Royal China Company
The Royal China Company, a manufacturer of tableware, was established in 1934 in Sebring Ohio. The company first started production in the E.H Sebring China Company plant. Collectors and researchers today have a tough job determining the period of a pattern. Researchers have not been able to ascertain the detailed history of the company either. This is due to several reasons - Dinnerware was produced in groups called ‘series’. The dinnerware patterns in the series changed every year. Moreover a series would have many different ‘shapes’ and different series sometimes had identical patterns. Further, in 1970, a fire ruined all records of the tableware. Thus dating the tableware and identifying the series is not easy.
Most collectors today focus on three important series of colonial-styled tableware – Currier and Ives, Colonial Homestead and Old Curiosity Shop. All three have been designed and improved by Gordon Parker. Currier and Ives first came into the market in 1949 and was continued till the 1980s. It had an ivory background and was made in blue, brown, green and pink colours. Currier and Ives was sold as a specialty item at A& P Grocery chain. The sales at large department stores and catalogue ordering companies like Sears and Montgomery were especially high and the pattern’s popularity skyrocketed.
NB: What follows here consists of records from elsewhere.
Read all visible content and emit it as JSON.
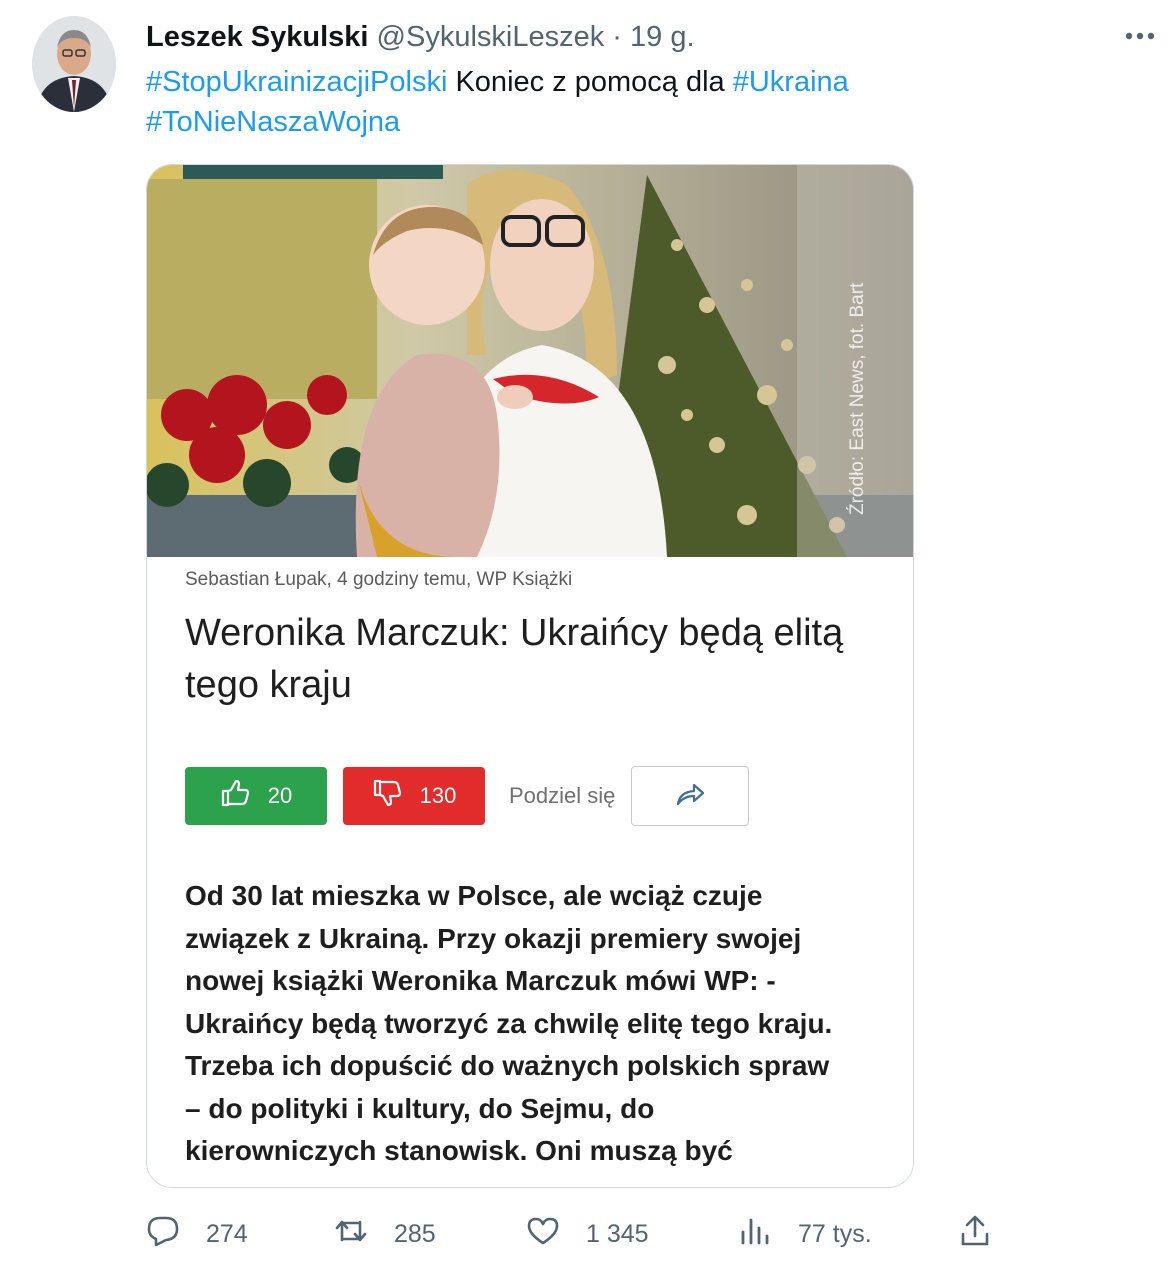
{
  "tweet": {
    "author_name": "Leszek Sykulski",
    "handle": "@SykulskiLeszek",
    "separator": "·",
    "time": "19 g.",
    "text_segments": [
      {
        "text": "#StopUkrainizacjiPolski",
        "type": "hashtag"
      },
      {
        "text": " Koniec z pomocą dla ",
        "type": "text"
      },
      {
        "text": "#Ukraina",
        "type": "hashtag"
      },
      {
        "text": "#ToNieNaszaWojna",
        "type": "hashtag"
      }
    ]
  },
  "media": {
    "photo_caption": "Źródło: East News, fot. Bart",
    "byline": "Sebastian Łupak, 4 godziny temu, WP Książki",
    "headline": "Weronika Marczuk: Ukraińcy będą elitą tego kraju",
    "like_count": "20",
    "dislike_count": "130",
    "share_label": "Podziel się",
    "body_lines": [
      "Od 30 lat mieszka w Polsce, ale wciąż czuje",
      "związek z Ukrainą. Przy okazji premiery swojej",
      "nowej książki Weronika Marczuk mówi WP: -",
      "Ukraińcy będą tworzyć za chwilę elitę tego kraju.",
      "Trzeba ich dopuścić do ważnych polskich spraw",
      "– do polityki i kultury, do Sejmu, do",
      "kierowniczych stanowisk. Oni muszą być"
    ]
  },
  "actions": {
    "replies": "274",
    "retweets": "285",
    "likes": "1 345",
    "views": "77 tys."
  },
  "colors": {
    "link": "#1d9bf0",
    "secondary": "#536471",
    "like_green": "#2ca24c",
    "dislike_red": "#e22b2b"
  },
  "icons": [
    "more-icon",
    "thumbs-up-icon",
    "thumbs-down-icon",
    "share-arrow-icon",
    "reply-icon",
    "retweet-icon",
    "like-icon",
    "views-icon",
    "share-icon"
  ]
}
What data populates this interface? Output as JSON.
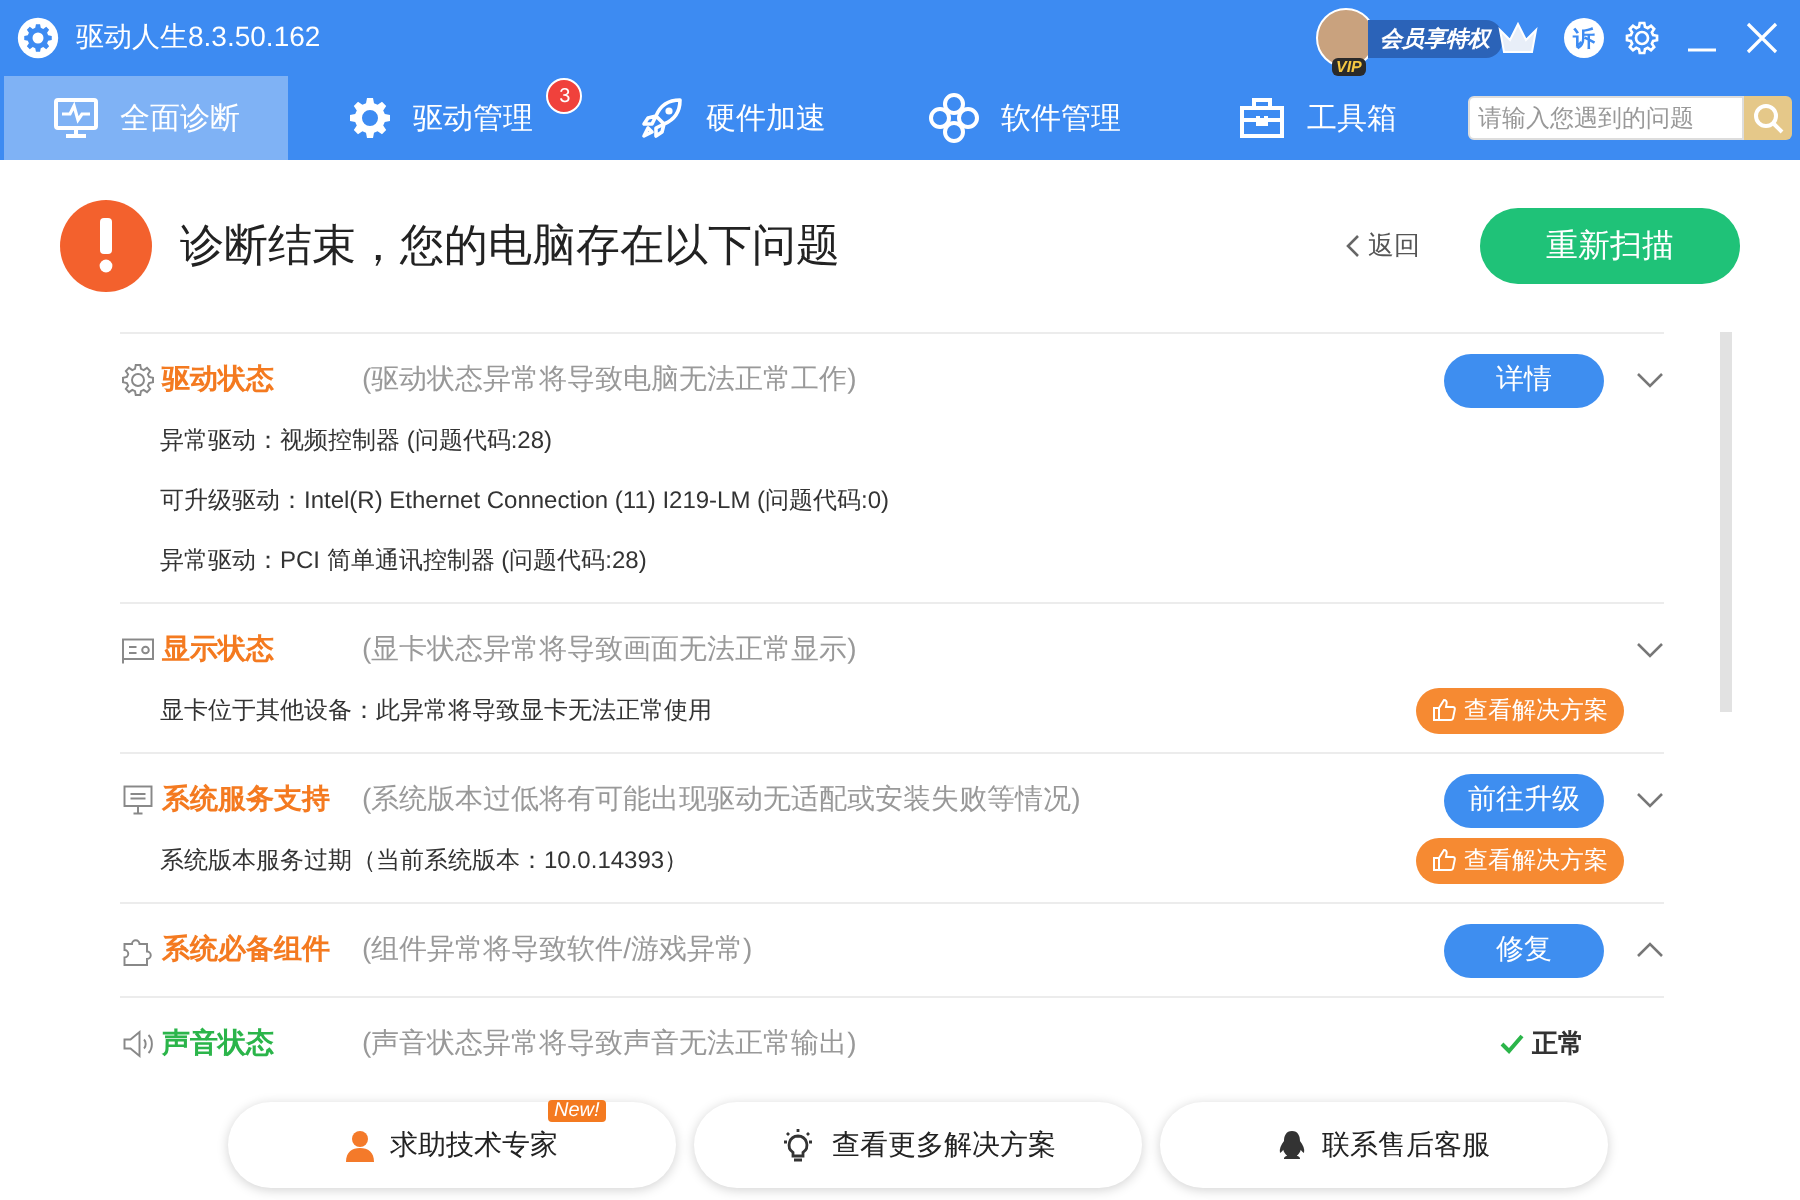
{
  "window": {
    "title": "驱动人生8.3.50.162",
    "vip_label": "会员享特权",
    "vip_badge": "VIP",
    "complaint_icon_text": "诉"
  },
  "tabs": [
    {
      "label": "全面诊断",
      "selected": true
    },
    {
      "label": "驱动管理",
      "selected": false,
      "badge": "3"
    },
    {
      "label": "硬件加速",
      "selected": false
    },
    {
      "label": "软件管理",
      "selected": false
    },
    {
      "label": "工具箱",
      "selected": false
    }
  ],
  "search": {
    "placeholder": "请输入您遇到的问题"
  },
  "header": {
    "title": "诊断结束，您的电脑存在以下问题",
    "back": "返回",
    "rescan": "重新扫描"
  },
  "sections": [
    {
      "title": "驱动状态",
      "ok": false,
      "description": "(驱动状态异常将导致电脑无法正常工作)",
      "action": "详情",
      "expanded": false,
      "items": [
        {
          "text": "异常驱动：视频控制器 (问题代码:28)"
        },
        {
          "text": "可升级驱动：Intel(R) Ethernet Connection (11) I219-LM (问题代码:0)"
        },
        {
          "text": "异常驱动：PCI 简单通讯控制器 (问题代码:28)"
        }
      ]
    },
    {
      "title": "显示状态",
      "ok": false,
      "description": "(显卡状态异常将导致画面无法正常显示)",
      "expanded": false,
      "items": [
        {
          "text": "显卡位于其他设备：此异常将导致显卡无法正常使用",
          "solution": "查看解决方案"
        }
      ]
    },
    {
      "title": "系统服务支持",
      "ok": false,
      "description": "(系统版本过低将有可能出现驱动无适配或安装失败等情况)",
      "action": "前往升级",
      "expanded": false,
      "items": [
        {
          "text": "系统版本服务过期（当前系统版本：10.0.14393）",
          "solution": "查看解决方案"
        }
      ]
    },
    {
      "title": "系统必备组件",
      "ok": false,
      "description": "(组件异常将导致软件/游戏异常)",
      "action": "修复",
      "expanded": true
    },
    {
      "title": "声音状态",
      "ok": true,
      "description": "(声音状态异常将导致声音无法正常输出)",
      "status_label": "正常"
    }
  ],
  "footer_buttons": [
    {
      "label": "求助技术专家",
      "badge": "New!"
    },
    {
      "label": "查看更多解决方案"
    },
    {
      "label": "联系售后客服"
    }
  ]
}
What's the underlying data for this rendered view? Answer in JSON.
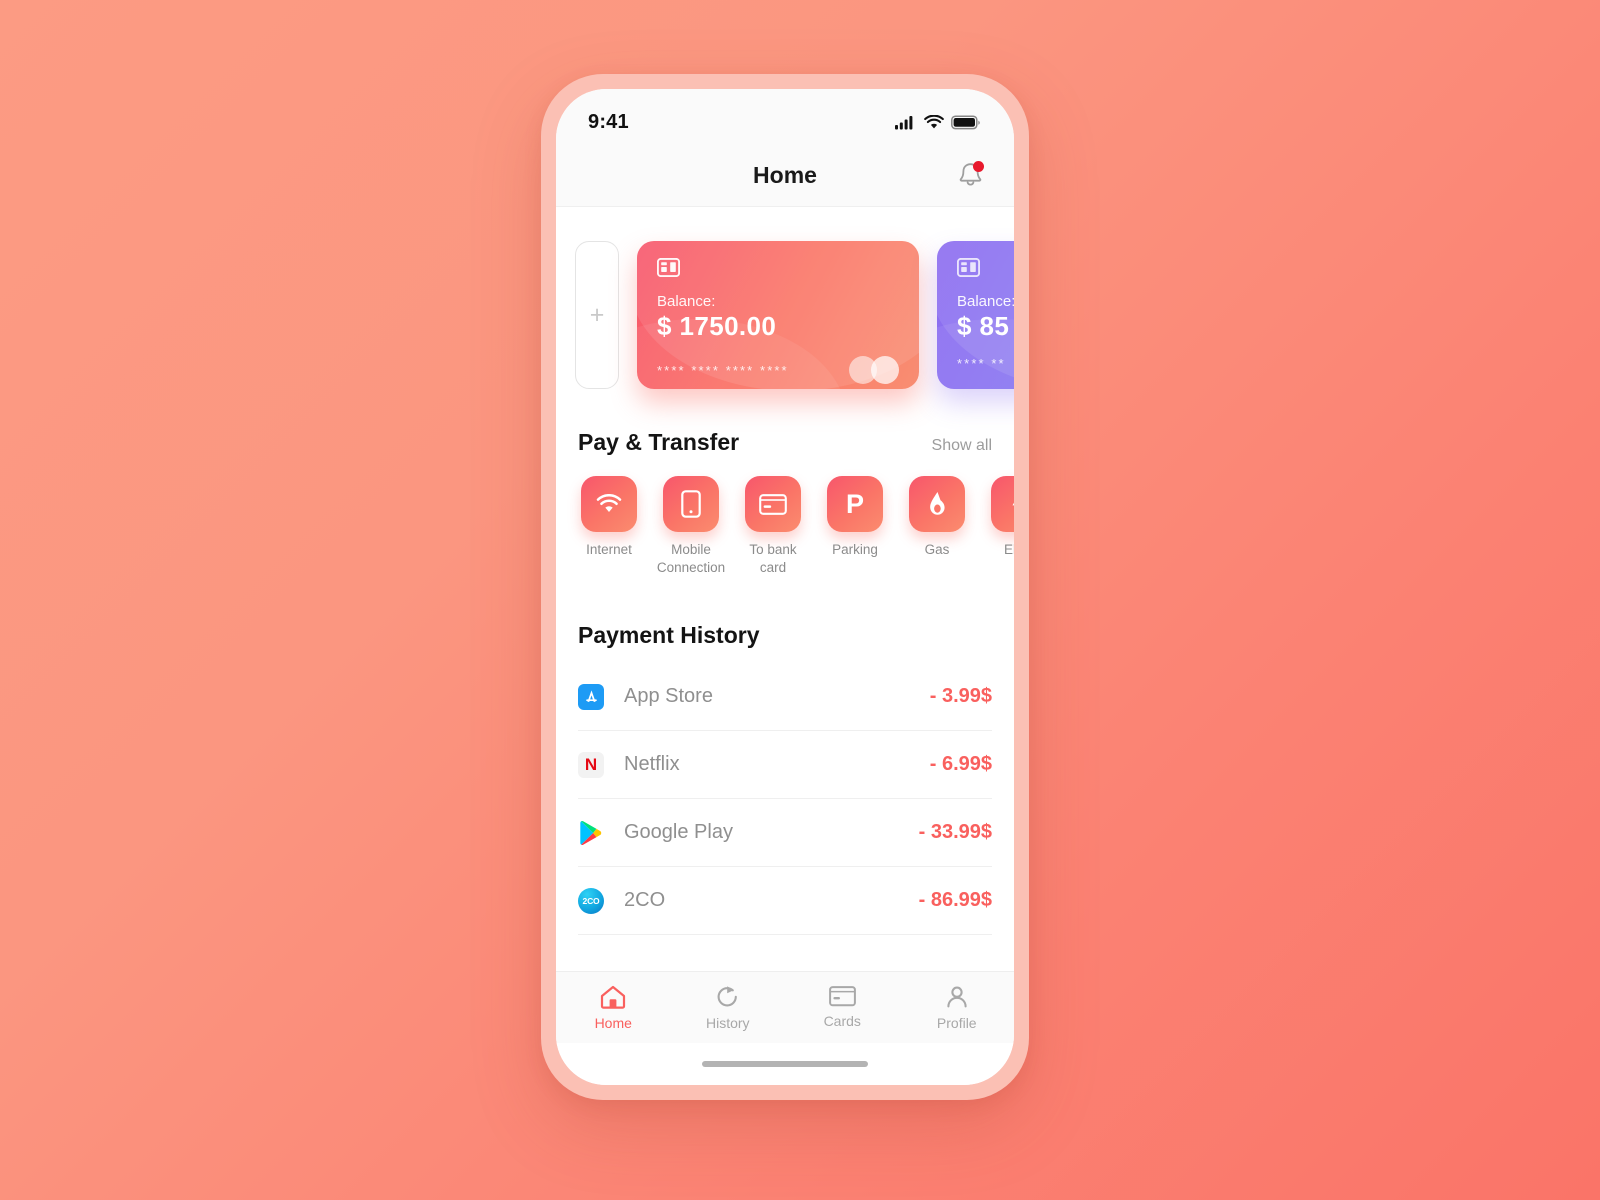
{
  "status_bar": {
    "time": "9:41",
    "signal_icon": "cellular-signal-icon",
    "wifi_icon": "wifi-icon",
    "battery_icon": "battery-full-icon"
  },
  "header": {
    "title": "Home",
    "notification_icon": "bell-icon",
    "has_unread": true,
    "unread_dot_color": "#E8192C"
  },
  "cards": {
    "add_label": "+",
    "items": [
      {
        "balance_label": "Balance:",
        "balance_value": "$ 1750.00",
        "masked_number": "**** **** **** ****",
        "brand": "mastercard",
        "accent": "#FA7566"
      },
      {
        "balance_label": "Balance:",
        "balance_value": "$ 85",
        "masked_number": "**** **",
        "brand": "mastercard",
        "accent": "#8A7BF2"
      }
    ]
  },
  "pay_transfer": {
    "title": "Pay & Transfer",
    "show_all": "Show all",
    "services": [
      {
        "label": "Internet",
        "icon": "wifi-icon"
      },
      {
        "label": "Mobile Connection",
        "icon": "smartphone-icon"
      },
      {
        "label": "To bank card",
        "icon": "credit-card-icon"
      },
      {
        "label": "Parking",
        "icon": "parking-p-icon"
      },
      {
        "label": "Gas",
        "icon": "gas-flame-icon"
      },
      {
        "label": "Elect",
        "icon": "electricity-icon"
      }
    ]
  },
  "payment_history": {
    "title": "Payment History",
    "rows": [
      {
        "name": "App Store",
        "amount": "- 3.99$",
        "icon": "app-store-icon"
      },
      {
        "name": "Netflix",
        "amount": "- 6.99$",
        "icon": "netflix-icon"
      },
      {
        "name": "Google Play",
        "amount": "- 33.99$",
        "icon": "google-play-icon"
      },
      {
        "name": "2CO",
        "amount": "- 86.99$",
        "icon": "2co-icon"
      }
    ],
    "amount_color": "#F9605E"
  },
  "bottom_nav": {
    "items": [
      {
        "label": "Home",
        "icon": "house-icon",
        "active": true
      },
      {
        "label": "History",
        "icon": "clock-rotate-icon",
        "active": false
      },
      {
        "label": "Cards",
        "icon": "credit-card-icon",
        "active": false
      },
      {
        "label": "Profile",
        "icon": "person-icon",
        "active": false
      }
    ],
    "active_color": "#F9605E",
    "inactive_color": "#A8A8A8"
  }
}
Old Curiosity Shop was in the market during the 1950s while the Colonial Homestead range, sold by Sears, ran from the early 1950s and to the late 1960s. In 1964, the Royal China Company purchased the French-Saxon China Company, Sebring. Although it began production as a subsidiary company, the fire in 1970 forced Royal China to shift its operations to Sebring. The Royal China company was sold to the Jeanette Corporation in 1969. In the meantime, Royal China began operating the Harker production plant till its termination in 1972. In 1976, the Jeanette Corporation, along with all its subsidiary companies was sold to the Coca-Cola Bottling Company, New York. Royal China again went through a series of ownership changes, by first being acquired by the J Corporation, which was owned by a group of Boston private investors, in 1981 and then by the Nordic Capital of New York in 1984. In spite of all these changes, the Royal China brand name was not changed. The company ceased production in 1986.